> WORK TO COMPLETE:
Word for word, write out all of the entries that follow.

> STORED DATA:

--- START ---

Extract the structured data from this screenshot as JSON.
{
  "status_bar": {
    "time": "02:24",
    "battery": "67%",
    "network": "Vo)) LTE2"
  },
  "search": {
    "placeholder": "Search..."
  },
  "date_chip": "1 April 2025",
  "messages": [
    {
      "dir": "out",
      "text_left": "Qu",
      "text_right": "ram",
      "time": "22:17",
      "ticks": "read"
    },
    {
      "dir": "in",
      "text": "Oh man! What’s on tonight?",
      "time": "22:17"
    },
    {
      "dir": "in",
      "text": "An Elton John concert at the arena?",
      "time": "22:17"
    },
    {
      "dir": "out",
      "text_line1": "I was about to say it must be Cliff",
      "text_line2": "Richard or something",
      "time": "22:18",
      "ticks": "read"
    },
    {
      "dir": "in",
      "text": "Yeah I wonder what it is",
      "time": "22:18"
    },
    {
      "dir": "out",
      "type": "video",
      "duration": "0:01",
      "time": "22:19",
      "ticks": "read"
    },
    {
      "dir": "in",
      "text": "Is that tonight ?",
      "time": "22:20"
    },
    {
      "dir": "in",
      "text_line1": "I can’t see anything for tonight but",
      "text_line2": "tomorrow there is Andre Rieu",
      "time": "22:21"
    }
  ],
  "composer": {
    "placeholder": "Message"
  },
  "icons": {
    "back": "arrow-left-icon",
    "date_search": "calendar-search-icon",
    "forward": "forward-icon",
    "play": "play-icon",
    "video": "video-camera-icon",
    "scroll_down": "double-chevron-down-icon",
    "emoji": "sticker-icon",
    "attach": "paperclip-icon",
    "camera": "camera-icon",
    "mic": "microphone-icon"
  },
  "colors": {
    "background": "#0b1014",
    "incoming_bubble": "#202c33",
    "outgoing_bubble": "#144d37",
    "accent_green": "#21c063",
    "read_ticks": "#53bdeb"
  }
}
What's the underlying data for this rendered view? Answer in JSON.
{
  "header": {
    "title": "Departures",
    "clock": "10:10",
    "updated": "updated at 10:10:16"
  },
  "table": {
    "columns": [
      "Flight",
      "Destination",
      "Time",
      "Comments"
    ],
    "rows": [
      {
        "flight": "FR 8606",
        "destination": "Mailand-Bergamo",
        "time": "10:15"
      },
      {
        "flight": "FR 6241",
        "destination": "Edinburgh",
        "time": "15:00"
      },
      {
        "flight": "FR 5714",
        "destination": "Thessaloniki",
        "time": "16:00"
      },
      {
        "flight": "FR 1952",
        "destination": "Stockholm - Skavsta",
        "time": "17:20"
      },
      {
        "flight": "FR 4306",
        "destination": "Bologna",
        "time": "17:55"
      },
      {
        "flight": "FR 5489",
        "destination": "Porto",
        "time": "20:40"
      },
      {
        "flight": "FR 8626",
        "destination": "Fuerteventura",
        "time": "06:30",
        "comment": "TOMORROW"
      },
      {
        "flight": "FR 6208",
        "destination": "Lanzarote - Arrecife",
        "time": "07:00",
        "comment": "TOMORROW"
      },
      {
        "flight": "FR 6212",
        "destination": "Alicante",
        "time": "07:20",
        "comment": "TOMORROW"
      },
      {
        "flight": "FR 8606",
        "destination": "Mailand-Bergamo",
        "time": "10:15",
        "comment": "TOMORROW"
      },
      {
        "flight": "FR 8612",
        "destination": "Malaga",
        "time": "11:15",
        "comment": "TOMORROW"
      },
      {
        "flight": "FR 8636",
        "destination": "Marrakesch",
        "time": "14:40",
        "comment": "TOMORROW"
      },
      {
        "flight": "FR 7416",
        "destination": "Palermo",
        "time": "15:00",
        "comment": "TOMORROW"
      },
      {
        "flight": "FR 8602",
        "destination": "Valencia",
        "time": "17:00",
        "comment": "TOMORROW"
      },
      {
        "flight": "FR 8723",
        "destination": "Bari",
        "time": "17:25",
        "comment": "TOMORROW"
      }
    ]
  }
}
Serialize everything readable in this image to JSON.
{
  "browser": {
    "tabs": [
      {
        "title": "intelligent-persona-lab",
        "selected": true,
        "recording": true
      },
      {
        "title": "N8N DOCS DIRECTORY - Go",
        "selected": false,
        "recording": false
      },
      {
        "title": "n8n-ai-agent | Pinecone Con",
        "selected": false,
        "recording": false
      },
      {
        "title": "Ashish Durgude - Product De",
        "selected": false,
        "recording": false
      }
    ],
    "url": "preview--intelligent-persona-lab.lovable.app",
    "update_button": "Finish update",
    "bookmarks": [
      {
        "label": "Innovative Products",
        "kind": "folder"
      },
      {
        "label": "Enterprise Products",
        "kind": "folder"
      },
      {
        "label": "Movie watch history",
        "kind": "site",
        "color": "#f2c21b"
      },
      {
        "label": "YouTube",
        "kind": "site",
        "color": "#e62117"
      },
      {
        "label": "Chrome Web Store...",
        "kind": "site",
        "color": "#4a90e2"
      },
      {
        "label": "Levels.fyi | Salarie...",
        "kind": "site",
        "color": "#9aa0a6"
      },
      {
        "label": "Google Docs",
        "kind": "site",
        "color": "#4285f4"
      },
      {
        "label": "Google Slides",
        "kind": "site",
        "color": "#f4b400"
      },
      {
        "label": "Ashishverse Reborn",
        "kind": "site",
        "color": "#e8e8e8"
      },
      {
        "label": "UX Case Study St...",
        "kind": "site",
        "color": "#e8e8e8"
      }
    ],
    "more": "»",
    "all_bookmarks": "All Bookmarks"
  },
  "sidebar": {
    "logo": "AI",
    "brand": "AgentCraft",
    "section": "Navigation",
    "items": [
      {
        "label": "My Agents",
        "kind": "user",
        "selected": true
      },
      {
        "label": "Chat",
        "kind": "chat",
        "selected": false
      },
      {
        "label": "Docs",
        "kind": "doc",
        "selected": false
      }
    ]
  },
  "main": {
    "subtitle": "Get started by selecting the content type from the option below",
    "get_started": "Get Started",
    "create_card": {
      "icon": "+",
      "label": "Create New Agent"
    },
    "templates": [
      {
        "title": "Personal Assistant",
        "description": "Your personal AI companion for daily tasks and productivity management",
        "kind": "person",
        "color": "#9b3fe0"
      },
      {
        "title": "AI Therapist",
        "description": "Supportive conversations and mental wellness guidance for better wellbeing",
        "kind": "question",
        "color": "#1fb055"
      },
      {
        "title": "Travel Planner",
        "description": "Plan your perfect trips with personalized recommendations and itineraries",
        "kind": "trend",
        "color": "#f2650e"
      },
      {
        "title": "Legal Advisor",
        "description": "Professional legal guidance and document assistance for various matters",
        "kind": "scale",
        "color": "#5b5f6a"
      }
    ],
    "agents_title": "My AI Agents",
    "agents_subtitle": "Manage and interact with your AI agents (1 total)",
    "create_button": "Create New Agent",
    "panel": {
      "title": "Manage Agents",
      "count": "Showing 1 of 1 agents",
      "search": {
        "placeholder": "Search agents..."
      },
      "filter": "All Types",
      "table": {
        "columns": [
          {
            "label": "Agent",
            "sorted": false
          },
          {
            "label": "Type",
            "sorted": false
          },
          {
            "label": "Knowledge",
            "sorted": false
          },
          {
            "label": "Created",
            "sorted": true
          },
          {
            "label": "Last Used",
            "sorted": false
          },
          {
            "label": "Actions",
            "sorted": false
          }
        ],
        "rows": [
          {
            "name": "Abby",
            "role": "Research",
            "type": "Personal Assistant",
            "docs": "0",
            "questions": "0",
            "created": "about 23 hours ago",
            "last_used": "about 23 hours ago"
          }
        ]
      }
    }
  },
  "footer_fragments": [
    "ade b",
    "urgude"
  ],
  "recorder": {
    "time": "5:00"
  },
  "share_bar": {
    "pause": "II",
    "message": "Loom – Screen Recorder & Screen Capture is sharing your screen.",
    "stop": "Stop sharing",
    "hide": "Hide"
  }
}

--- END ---

> ANSWER TO THIS PROBLEM:
Extract the structured data from this screenshot as JSON.
{
  "status_bar": {
    "time": "02:24",
    "battery": "67%",
    "network": "Vo)) LTE2"
  },
  "search": {
    "placeholder": "Search..."
  },
  "date_chip": "1 April 2025",
  "messages": [
    {
      "dir": "out",
      "text_left": "Qu",
      "text_right": "ram",
      "time": "22:17",
      "ticks": "read"
    },
    {
      "dir": "in",
      "text": "Oh man! What’s on tonight?",
      "time": "22:17"
    },
    {
      "dir": "in",
      "text": "An Elton John concert at the arena?",
      "time": "22:17"
    },
    {
      "dir": "out",
      "text_line1": "I was about to say it must be Cliff",
      "text_line2": "Richard or something",
      "time": "22:18",
      "ticks": "read"
    },
    {
      "dir": "in",
      "text": "Yeah I wonder what it is",
      "time": "22:18"
    },
    {
      "dir": "out",
      "type": "video",
      "duration": "0:01",
      "time": "22:19",
      "ticks": "read"
    },
    {
      "dir": "in",
      "text": "Is that tonight ?",
      "time": "22:20"
    },
    {
      "dir": "in",
      "text_line1": "I can’t see anything for tonight but",
      "text_line2": "tomorrow there is Andre Rieu",
      "time": "22:21"
    }
  ],
  "composer": {
    "placeholder": "Message"
  },
  "icons": {
    "back": "arrow-left-icon",
    "date_search": "calendar-search-icon",
    "forward": "forward-icon",
    "play": "play-icon",
    "video": "video-camera-icon",
    "scroll_down": "double-chevron-down-icon",
    "emoji": "sticker-icon",
    "attach": "paperclip-icon",
    "camera": "camera-icon",
    "mic": "microphone-icon"
  },
  "colors": {
    "background": "#0b1014",
    "incoming_bubble": "#202c33",
    "outgoing_bubble": "#144d37",
    "accent_green": "#21c063",
    "read_ticks": "#53bdeb"
  }
}
What's the underlying data for this rendered view? Answer in JSON.
{
  "header": {
    "title": "Departures",
    "clock": "10:10",
    "updated": "updated at 10:10:16"
  },
  "table": {
    "columns": [
      "Flight",
      "Destination",
      "Time",
      "Comments"
    ],
    "rows": [
      {
        "flight": "FR 8606",
        "destination": "Mailand-Bergamo",
        "time": "10:15"
      },
      {
        "flight": "FR 6241",
        "destination": "Edinburgh",
        "time": "15:00"
      },
      {
        "flight": "FR 5714",
        "destination": "Thessaloniki",
        "time": "16:00"
      },
      {
        "flight": "FR 1952",
        "destination": "Stockholm - Skavsta",
        "time": "17:20"
      },
      {
        "flight": "FR 4306",
        "destination": "Bologna",
        "time": "17:55"
      },
      {
        "flight": "FR 5489",
        "destination": "Porto",
        "time": "20:40"
      },
      {
        "flight": "FR 8626",
        "destination": "Fuerteventura",
        "time": "06:30",
        "comment": "TOMORROW"
      },
      {
        "flight": "FR 6208",
        "destination": "Lanzarote - Arrecife",
        "time": "07:00",
        "comment": "TOMORROW"
      },
      {
        "flight": "FR 6212",
        "destination": "Alicante",
        "time": "07:20",
        "comment": "TOMORROW"
      },
      {
        "flight": "FR 8606",
        "destination": "Mailand-Bergamo",
        "time": "10:15",
        "comment": "TOMORROW"
      },
      {
        "flight": "FR 8612",
        "destination": "Malaga",
        "time": "11:15",
        "comment": "TOMORROW"
      },
      {
        "flight": "FR 8636",
        "destination": "Marrakesch",
        "time": "14:40",
        "comment": "TOMORROW"
      },
      {
        "flight": "FR 7416",
        "destination": "Palermo",
        "time": "15:00",
        "comment": "TOMORROW"
      },
      {
        "flight": "FR 8602",
        "destination": "Valencia",
        "time": "17:00",
        "comment": "TOMORROW"
      },
      {
        "flight": "FR 8723",
        "destination": "Bari",
        "time": "17:25",
        "comment": "TOMORROW"
      }
    ]
  }
}
Serialize everything readable in this image to JSON.
{
  "browser": {
    "tabs": [
      {
        "title": "intelligent-persona-lab",
        "selected": true,
        "recording": true
      },
      {
        "title": "N8N DOCS DIRECTORY - Go",
        "selected": false,
        "recording": false
      },
      {
        "title": "n8n-ai-agent | Pinecone Con",
        "selected": false,
        "recording": false
      },
      {
        "title": "Ashish Durgude - Product De",
        "selected": false,
        "recording": false
      }
    ],
    "url": "preview--intelligent-persona-lab.lovable.app",
    "update_button": "Finish update",
    "bookmarks": [
      {
        "label": "Innovative Products",
        "kind": "folder"
      },
      {
        "label": "Enterprise Products",
        "kind": "folder"
      },
      {
        "label": "Movie watch history",
        "kind": "site",
        "color": "#f2c21b"
      },
      {
        "label": "YouTube",
        "kind": "site",
        "color": "#e62117"
      },
      {
        "label": "Chrome Web Store...",
        "kind": "site",
        "color": "#4a90e2"
      },
      {
        "label": "Levels.fyi | Salarie...",
        "kind": "site",
        "color": "#9aa0a6"
      },
      {
        "label": "Google Docs",
        "kind": "site",
        "color": "#4285f4"
      },
      {
        "label": "Google Slides",
        "kind": "site",
        "color": "#f4b400"
      },
      {
        "label": "Ashishverse Reborn",
        "kind": "site",
        "color": "#e8e8e8"
      },
      {
        "label": "UX Case Study St...",
        "kind": "site",
        "color": "#e8e8e8"
      }
    ],
    "more": "»",
    "all_bookmarks": "All Bookmarks"
  },
  "sidebar": {
    "logo": "AI",
    "brand": "AgentCraft",
    "section": "Navigation",
    "items": [
      {
        "label": "My Agents",
        "kind": "user",
        "selected": true
      },
      {
        "label": "Chat",
        "kind": "chat",
        "selected": false
      },
      {
        "label": "Docs",
        "kind": "doc",
        "selected": false
      }
    ]
  },
  "main": {
    "subtitle": "Get started by selecting the content type from the option below",
    "get_started": "Get Started",
    "create_card": {
      "icon": "+",
      "label": "Create New Agent"
    },
    "templates": [
      {
        "title": "Personal Assistant",
        "description": "Your personal AI companion for daily tasks and productivity management",
        "kind": "person",
        "color": "#9b3fe0"
      },
      {
        "title": "AI Therapist",
        "description": "Supportive conversations and mental wellness guidance for better wellbeing",
        "kind": "question",
        "color": "#1fb055"
      },
      {
        "title": "Travel Planner",
        "description": "Plan your perfect trips with personalized recommendations and itineraries",
        "kind": "trend",
        "color": "#f2650e"
      },
      {
        "title": "Legal Advisor",
        "description": "Professional legal guidance and document assistance for various matters",
        "kind": "scale",
        "color": "#5b5f6a"
      }
    ],
    "agents_title": "My AI Agents",
    "agents_subtitle": "Manage and interact with your AI agents (1 total)",
    "create_button": "Create New Agent",
    "panel": {
      "title": "Manage Agents",
      "count": "Showing 1 of 1 agents",
      "search": {
        "placeholder": "Search agents..."
      },
      "filter": "All Types",
      "table": {
        "columns": [
          {
            "label": "Agent",
            "sorted": false
          },
          {
            "label": "Type",
            "sorted": false
          },
          {
            "label": "Knowledge",
            "sorted": false
          },
          {
            "label": "Created",
            "sorted": true
          },
          {
            "label": "Last Used",
            "sorted": false
          },
          {
            "label": "Actions",
            "sorted": false
          }
        ],
        "rows": [
          {
            "name": "Abby",
            "role": "Research",
            "type": "Personal Assistant",
            "docs": "0",
            "questions": "0",
            "created": "about 23 hours ago",
            "last_used": "about 23 hours ago"
          }
        ]
      }
    }
  },
  "footer_fragments": [
    "ade b",
    "urgude"
  ],
  "recorder": {
    "time": "5:00"
  },
  "share_bar": {
    "pause": "II",
    "message": "Loom – Screen Recorder & Screen Capture is sharing your screen.",
    "stop": "Stop sharing",
    "hide": "Hide"
  }
}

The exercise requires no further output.